January 17, 2012 - In his memoir and other venues, former US president George W. Bush admitted that he authorized the waterboarding of detainees in US custody. His exact words of approval were, "Damn right." Bush ordered several other interrogation techniques that numerous experts, including the International Committee of the Red Cross and several UN rapporteurs, have found to constitute torture. Nonetheless, he has not been held accountable, in the US or elsewhere, for his oversight of a worldwide torture program that included abuses at Guantánamo, Abu Ghraib, Bagram and secret CIA "black sites."
Recently, Canada disregarded an opportunity to shatter the global impunity Bush enjoys and in so doing violated international law. On October 20, 2011, Bush, joined by former president Bill Clinton, visited Surrey, British Columbia as a paid speaker at a regional economic summit hosted by Surrey Mayor Dianne Watts. Rather than comply with Canada's legal obligations under the UN Convention Against Torture and submit Bush for prosecution, the Government of Canada refused to take action. Then, faced with privately initiated charges, the Attorney General of British Columbia intervened to shut down the case.
Three weeks before Bush's widely publicized visit to Canada, we sent a letter [PDF], a 69-page draft indictment [PDF] and approximately 4,000 pages of evidence to the Attorney General of Canada on behalf of the Canadian Centre for International Justice and the Center for Constitutional Rights. We called on him to investigate and prosecute the former US president. In response, we received a terse two-sentence letter [PDF] from the manager of the Department of Justice Correspondence Unit acknowledging nothing more than that our letters had been received over two weeks after Bush had left.
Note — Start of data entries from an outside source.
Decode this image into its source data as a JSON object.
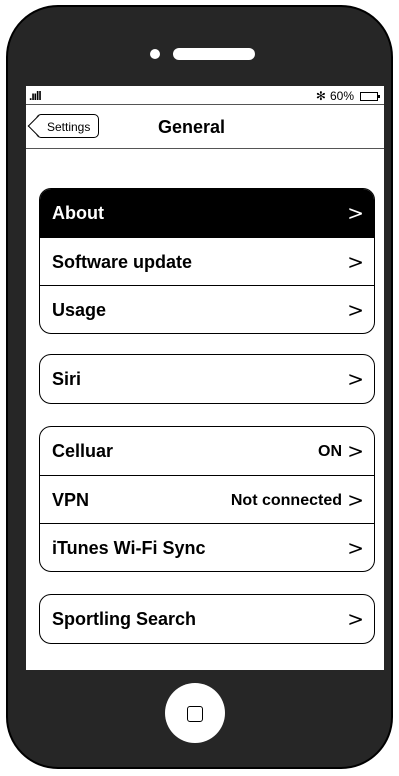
{
  "status": {
    "signal": ".ııll",
    "bluetooth": "✻",
    "battery": "60%"
  },
  "nav": {
    "back_label": "Settings",
    "title": "General"
  },
  "groups": [
    {
      "rows": [
        {
          "label": "About",
          "value": "",
          "selected": true
        },
        {
          "label": "Software update",
          "value": ""
        },
        {
          "label": "Usage",
          "value": ""
        }
      ]
    },
    {
      "rows": [
        {
          "label": "Siri",
          "value": ""
        }
      ]
    },
    {
      "rows": [
        {
          "label": "Celluar",
          "value": "ON"
        },
        {
          "label": "VPN",
          "value": "Not connected"
        },
        {
          "label": "iTunes Wi-Fi Sync",
          "value": ""
        }
      ]
    },
    {
      "rows": [
        {
          "label": "Sportling Search",
          "value": ""
        }
      ]
    }
  ],
  "chevron": ">"
}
Several other human rights organizations, including Amnesty International and Human Rights Watch, called for Canada to arrest Bush. read more>>>